--- RECORDS SUPPLIED Enclosed Below ---
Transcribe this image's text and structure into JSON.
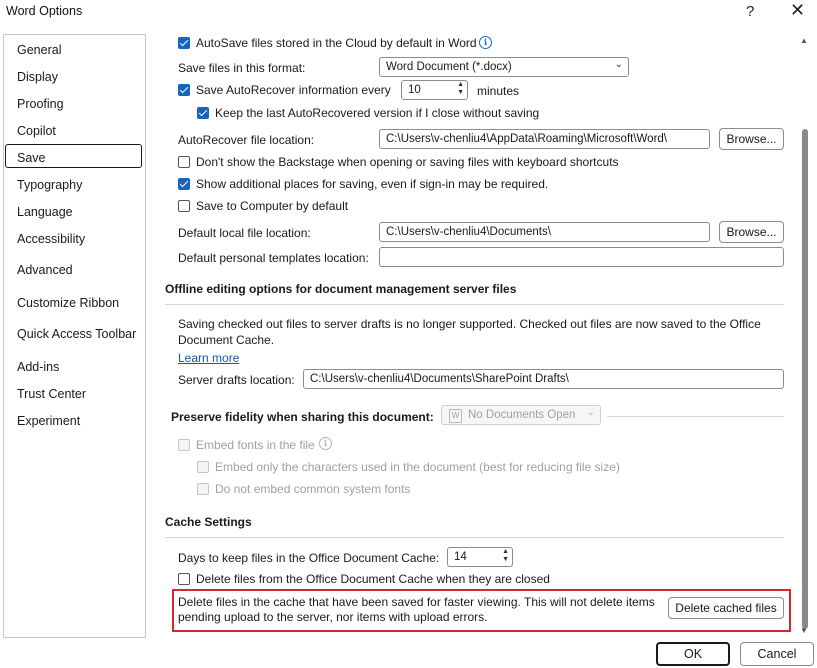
{
  "window": {
    "title": "Word Options",
    "help_label": "?",
    "close_label": "✕"
  },
  "sidebar": {
    "items": [
      {
        "label": "General"
      },
      {
        "label": "Display"
      },
      {
        "label": "Proofing"
      },
      {
        "label": "Copilot"
      },
      {
        "label": "Save",
        "selected": true
      },
      {
        "label": "Typography"
      },
      {
        "label": "Language"
      },
      {
        "label": "Accessibility"
      },
      {
        "label": "Advanced"
      },
      {
        "label": "Customize Ribbon"
      },
      {
        "label": "Quick Access Toolbar"
      },
      {
        "label": "Add-ins"
      },
      {
        "label": "Trust Center"
      },
      {
        "label": "Experiment"
      }
    ]
  },
  "save": {
    "autosave_label": "AutoSave files stored in the Cloud by default in Word",
    "autosave_checked": true,
    "format_label": "Save files in this format:",
    "format_value": "Word Document (*.docx)",
    "autorecover_label": "Save AutoRecover information every",
    "autorecover_checked": true,
    "autorecover_minutes": "10",
    "minutes_label": "minutes",
    "keep_last_label": "Keep the last AutoRecovered version if I close without saving",
    "keep_last_checked": true,
    "autorecover_location_label": "AutoRecover file location:",
    "autorecover_location_value": "C:\\Users\\v-chenliu4\\AppData\\Roaming\\Microsoft\\Word\\",
    "browse_label": "Browse...",
    "backstage_label": "Don't show the Backstage when opening or saving files with keyboard shortcuts",
    "backstage_checked": false,
    "additional_places_label": "Show additional places for saving, even if sign-in may be required.",
    "additional_places_checked": true,
    "save_to_computer_label": "Save to Computer by default",
    "save_to_computer_checked": false,
    "default_local_label": "Default local file location:",
    "default_local_value": "C:\\Users\\v-chenliu4\\Documents\\",
    "templates_label": "Default personal templates location:",
    "templates_value": ""
  },
  "offline": {
    "heading": "Offline editing options for document management server files",
    "notice": "Saving checked out files to server drafts is no longer supported. Checked out files are now saved to the Office Document Cache.",
    "learn_more": "Learn more",
    "server_drafts_label": "Server drafts location:",
    "server_drafts_value": "C:\\Users\\v-chenliu4\\Documents\\SharePoint Drafts\\"
  },
  "fidelity": {
    "heading": "Preserve fidelity when sharing this document:",
    "document_select": "No Documents Open",
    "embed_fonts_label": "Embed fonts in the file",
    "embed_chars_label": "Embed only the characters used in the document (best for reducing file size)",
    "no_common_label": "Do not embed common system fonts"
  },
  "cache": {
    "heading": "Cache Settings",
    "days_label": "Days to keep files in the Office Document Cache:",
    "days_value": "14",
    "delete_closed_label": "Delete files from the Office Document Cache when they are closed",
    "delete_closed_checked": false,
    "delete_info": "Delete files in the cache that have been saved for faster viewing. This will not delete items pending upload to the server, nor items with upload errors.",
    "delete_button": "Delete cached files"
  },
  "footer": {
    "ok": "OK",
    "cancel": "Cancel"
  },
  "colors": {
    "accent": "#1565c0",
    "highlight": "#d9252d",
    "link": "#0b5cad"
  }
}
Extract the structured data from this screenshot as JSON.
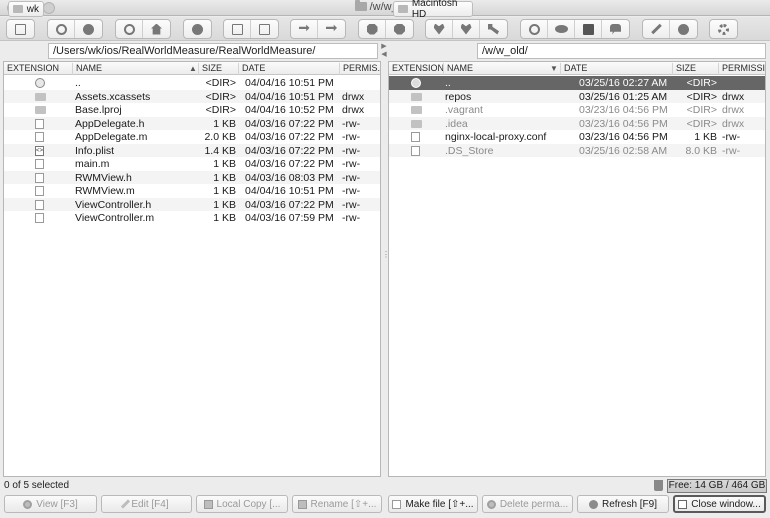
{
  "window": {
    "title": "/w/w_old/"
  },
  "toolbar": {
    "groups": [
      [
        "new-window-icon"
      ],
      [
        "back-icon",
        "forward-icon"
      ],
      [
        "root-icon",
        "home-icon"
      ],
      [
        "stop-icon"
      ],
      [
        "new-folder-icon",
        "new-file-icon"
      ],
      [
        "sync-icon",
        "compare-icon"
      ],
      [
        "bookmark-icon",
        "bookmark-add-icon"
      ],
      [
        "favorite-icon",
        "favorite-add-icon",
        "key-icon"
      ],
      [
        "network-icon",
        "visibility-icon",
        "terminal-icon",
        "console-icon"
      ],
      [
        "magic-wand-icon",
        "record-icon"
      ],
      [
        "settings-icon"
      ]
    ]
  },
  "left": {
    "volume": "wk",
    "path": "/Users/wk/ios/RealWorldMeasure/RealWorldMeasure/",
    "columns": {
      "ext": "EXTENSION",
      "name": "NAME",
      "size": "SIZE",
      "date": "DATE",
      "perm": "PERMIS..."
    },
    "rows": [
      {
        "icon": "up",
        "name": "..",
        "size": "<DIR>",
        "date": "04/04/16 10:51 PM",
        "perm": ""
      },
      {
        "icon": "folder",
        "name": "Assets.xcassets",
        "size": "<DIR>",
        "date": "04/04/16 10:51 PM",
        "perm": "drwx"
      },
      {
        "icon": "folder",
        "name": "Base.lproj",
        "size": "<DIR>",
        "date": "04/04/16 10:52 PM",
        "perm": "drwx"
      },
      {
        "icon": "file",
        "name": "AppDelegate.h",
        "size": "1 KB",
        "date": "04/03/16 07:22 PM",
        "perm": "-rw-"
      },
      {
        "icon": "file",
        "name": "AppDelegate.m",
        "size": "2.0 KB",
        "date": "04/03/16 07:22 PM",
        "perm": "-rw-"
      },
      {
        "icon": "code",
        "name": "Info.plist",
        "size": "1.4 KB",
        "date": "04/03/16 07:22 PM",
        "perm": "-rw-"
      },
      {
        "icon": "file",
        "name": "main.m",
        "size": "1 KB",
        "date": "04/03/16 07:22 PM",
        "perm": "-rw-"
      },
      {
        "icon": "file",
        "name": "RWMView.h",
        "size": "1 KB",
        "date": "04/03/16 08:03 PM",
        "perm": "-rw-"
      },
      {
        "icon": "file",
        "name": "RWMView.m",
        "size": "1 KB",
        "date": "04/04/16 10:51 PM",
        "perm": "-rw-"
      },
      {
        "icon": "file",
        "name": "ViewController.h",
        "size": "1 KB",
        "date": "04/03/16 07:22 PM",
        "perm": "-rw-"
      },
      {
        "icon": "file",
        "name": "ViewController.m",
        "size": "1 KB",
        "date": "04/03/16 07:59 PM",
        "perm": "-rw-"
      }
    ]
  },
  "right": {
    "volume": "Macintosh HD",
    "path": "/w/w_old/",
    "columns": {
      "ext": "EXTENSION",
      "name": "NAME",
      "date": "DATE",
      "size": "SIZE",
      "perm": "PERMISSI..."
    },
    "rows": [
      {
        "icon": "up",
        "name": "..",
        "date": "03/25/16 02:27 AM",
        "size": "<DIR>",
        "perm": "",
        "selected": true,
        "dim": false
      },
      {
        "icon": "folder",
        "name": "repos",
        "date": "03/25/16 01:25 AM",
        "size": "<DIR>",
        "perm": "drwx",
        "selected": false,
        "dim": false
      },
      {
        "icon": "folder",
        "name": ".vagrant",
        "date": "03/23/16 04:56 PM",
        "size": "<DIR>",
        "perm": "drwx",
        "selected": false,
        "dim": true
      },
      {
        "icon": "folder",
        "name": ".idea",
        "date": "03/23/16 04:56 PM",
        "size": "<DIR>",
        "perm": "drwx",
        "selected": false,
        "dim": true
      },
      {
        "icon": "gearfile",
        "name": "nginx-local-proxy.conf",
        "date": "03/23/16 04:56 PM",
        "size": "1 KB",
        "perm": "-rw-",
        "selected": false,
        "dim": false
      },
      {
        "icon": "file",
        "name": ".DS_Store",
        "date": "03/25/16 02:58 AM",
        "size": "8.0 KB",
        "perm": "-rw-",
        "selected": false,
        "dim": true
      }
    ]
  },
  "status": {
    "selection": "0 of 5 selected",
    "free": "Free: 14 GB / 464 GB"
  },
  "buttons": {
    "view": "View [F3]",
    "edit": "Edit [F4]",
    "copy": "Local Copy [...",
    "rename": "Rename [⇧+...",
    "make_file": "Make file [⇧+...",
    "delete": "Delete perma...",
    "refresh": "Refresh [F9]",
    "close": "Close window..."
  }
}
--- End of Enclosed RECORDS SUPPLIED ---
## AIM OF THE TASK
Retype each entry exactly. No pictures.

## SOLUTION FOR THIS EXERCISE
Transcribe this image's text and structure into JSON.
{
  "window": {
    "title": "Word Options",
    "help_label": "?",
    "close_label": "✕"
  },
  "sidebar": {
    "items": [
      {
        "label": "General"
      },
      {
        "label": "Display"
      },
      {
        "label": "Proofing"
      },
      {
        "label": "Copilot"
      },
      {
        "label": "Save",
        "selected": true
      },
      {
        "label": "Typography"
      },
      {
        "label": "Language"
      },
      {
        "label": "Accessibility"
      },
      {
        "label": "Advanced"
      },
      {
        "label": "Customize Ribbon"
      },
      {
        "label": "Quick Access Toolbar"
      },
      {
        "label": "Add-ins"
      },
      {
        "label": "Trust Center"
      },
      {
        "label": "Experiment"
      }
    ]
  },
  "save": {
    "autosave_label": "AutoSave files stored in the Cloud by default in Word",
    "autosave_checked": true,
    "format_label": "Save files in this format:",
    "format_value": "Word Document (*.docx)",
    "autorecover_label": "Save AutoRecover information every",
    "autorecover_checked": true,
    "autorecover_minutes": "10",
    "minutes_label": "minutes",
    "keep_last_label": "Keep the last AutoRecovered version if I close without saving",
    "keep_last_checked": true,
    "autorecover_location_label": "AutoRecover file location:",
    "autorecover_location_value": "C:\\Users\\v-chenliu4\\AppData\\Roaming\\Microsoft\\Word\\",
    "browse_label": "Browse...",
    "backstage_label": "Don't show the Backstage when opening or saving files with keyboard shortcuts",
    "backstage_checked": false,
    "additional_places_label": "Show additional places for saving, even if sign-in may be required.",
    "additional_places_checked": true,
    "save_to_computer_label": "Save to Computer by default",
    "save_to_computer_checked": false,
    "default_local_label": "Default local file location:",
    "default_local_value": "C:\\Users\\v-chenliu4\\Documents\\",
    "templates_label": "Default personal templates location:",
    "templates_value": ""
  },
  "offline": {
    "heading": "Offline editing options for document management server files",
    "notice": "Saving checked out files to server drafts is no longer supported. Checked out files are now saved to the Office Document Cache.",
    "learn_more": "Learn more",
    "server_drafts_label": "Server drafts location:",
    "server_drafts_value": "C:\\Users\\v-chenliu4\\Documents\\SharePoint Drafts\\"
  },
  "fidelity": {
    "heading": "Preserve fidelity when sharing this document:",
    "document_select": "No Documents Open",
    "embed_fonts_label": "Embed fonts in the file",
    "embed_chars_label": "Embed only the characters used in the document (best for reducing file size)",
    "no_common_label": "Do not embed common system fonts"
  },
  "cache": {
    "heading": "Cache Settings",
    "days_label": "Days to keep files in the Office Document Cache:",
    "days_value": "14",
    "delete_closed_label": "Delete files from the Office Document Cache when they are closed",
    "delete_closed_checked": false,
    "delete_info": "Delete files in the cache that have been saved for faster viewing. This will not delete items pending upload to the server, nor items with upload errors.",
    "delete_button": "Delete cached files"
  },
  "footer": {
    "ok": "OK",
    "cancel": "Cancel"
  },
  "colors": {
    "accent": "#1565c0",
    "highlight": "#d9252d",
    "link": "#0b5cad"
  }
}
Extract the structured data from this screenshot as JSON.
{
  "window": {
    "title": "/w/w_old/"
  },
  "toolbar": {
    "groups": [
      [
        "new-window-icon"
      ],
      [
        "back-icon",
        "forward-icon"
      ],
      [
        "root-icon",
        "home-icon"
      ],
      [
        "stop-icon"
      ],
      [
        "new-folder-icon",
        "new-file-icon"
      ],
      [
        "sync-icon",
        "compare-icon"
      ],
      [
        "bookmark-icon",
        "bookmark-add-icon"
      ],
      [
        "favorite-icon",
        "favorite-add-icon",
        "key-icon"
      ],
      [
        "network-icon",
        "visibility-icon",
        "terminal-icon",
        "console-icon"
      ],
      [
        "magic-wand-icon",
        "record-icon"
      ],
      [
        "settings-icon"
      ]
    ]
  },
  "left": {
    "volume": "wk",
    "path": "/Users/wk/ios/RealWorldMeasure/RealWorldMeasure/",
    "columns": {
      "ext": "EXTENSION",
      "name": "NAME",
      "size": "SIZE",
      "date": "DATE",
      "perm": "PERMIS..."
    },
    "rows": [
      {
        "icon": "up",
        "name": "..",
        "size": "<DIR>",
        "date": "04/04/16 10:51 PM",
        "perm": ""
      },
      {
        "icon": "folder",
        "name": "Assets.xcassets",
        "size": "<DIR>",
        "date": "04/04/16 10:51 PM",
        "perm": "drwx"
      },
      {
        "icon": "folder",
        "name": "Base.lproj",
        "size": "<DIR>",
        "date": "04/04/16 10:52 PM",
        "perm": "drwx"
      },
      {
        "icon": "file",
        "name": "AppDelegate.h",
        "size": "1 KB",
        "date": "04/03/16 07:22 PM",
        "perm": "-rw-"
      },
      {
        "icon": "file",
        "name": "AppDelegate.m",
        "size": "2.0 KB",
        "date": "04/03/16 07:22 PM",
        "perm": "-rw-"
      },
      {
        "icon": "code",
        "name": "Info.plist",
        "size": "1.4 KB",
        "date": "04/03/16 07:22 PM",
        "perm": "-rw-"
      },
      {
        "icon": "file",
        "name": "main.m",
        "size": "1 KB",
        "date": "04/03/16 07:22 PM",
        "perm": "-rw-"
      },
      {
        "icon": "file",
        "name": "RWMView.h",
        "size": "1 KB",
        "date": "04/03/16 08:03 PM",
        "perm": "-rw-"
      },
      {
        "icon": "file",
        "name": "RWMView.m",
        "size": "1 KB",
        "date": "04/04/16 10:51 PM",
        "perm": "-rw-"
      },
      {
        "icon": "file",
        "name": "ViewController.h",
        "size": "1 KB",
        "date": "04/03/16 07:22 PM",
        "perm": "-rw-"
      },
      {
        "icon": "file",
        "name": "ViewController.m",
        "size": "1 KB",
        "date": "04/03/16 07:59 PM",
        "perm": "-rw-"
      }
    ]
  },
  "right": {
    "volume": "Macintosh HD",
    "path": "/w/w_old/",
    "columns": {
      "ext": "EXTENSION",
      "name": "NAME",
      "date": "DATE",
      "size": "SIZE",
      "perm": "PERMISSI..."
    },
    "rows": [
      {
        "icon": "up",
        "name": "..",
        "date": "03/25/16 02:27 AM",
        "size": "<DIR>",
        "perm": "",
        "selected": true,
        "dim": false
      },
      {
        "icon": "folder",
        "name": "repos",
        "date": "03/25/16 01:25 AM",
        "size": "<DIR>",
        "perm": "drwx",
        "selected": false,
        "dim": false
      },
      {
        "icon": "folder",
        "name": ".vagrant",
        "date": "03/23/16 04:56 PM",
        "size": "<DIR>",
        "perm": "drwx",
        "selected": false,
        "dim": true
      },
      {
        "icon": "folder",
        "name": ".idea",
        "date": "03/23/16 04:56 PM",
        "size": "<DIR>",
        "perm": "drwx",
        "selected": false,
        "dim": true
      },
      {
        "icon": "gearfile",
        "name": "nginx-local-proxy.conf",
        "date": "03/23/16 04:56 PM",
        "size": "1 KB",
        "perm": "-rw-",
        "selected": false,
        "dim": false
      },
      {
        "icon": "file",
        "name": ".DS_Store",
        "date": "03/25/16 02:58 AM",
        "size": "8.0 KB",
        "perm": "-rw-",
        "selected": false,
        "dim": true
      }
    ]
  },
  "status": {
    "selection": "0 of 5 selected",
    "free": "Free: 14 GB / 464 GB"
  },
  "buttons": {
    "view": "View [F3]",
    "edit": "Edit [F4]",
    "copy": "Local Copy [...",
    "rename": "Rename [⇧+...",
    "make_file": "Make file [⇧+...",
    "delete": "Delete perma...",
    "refresh": "Refresh [F9]",
    "close": "Close window..."
  }
}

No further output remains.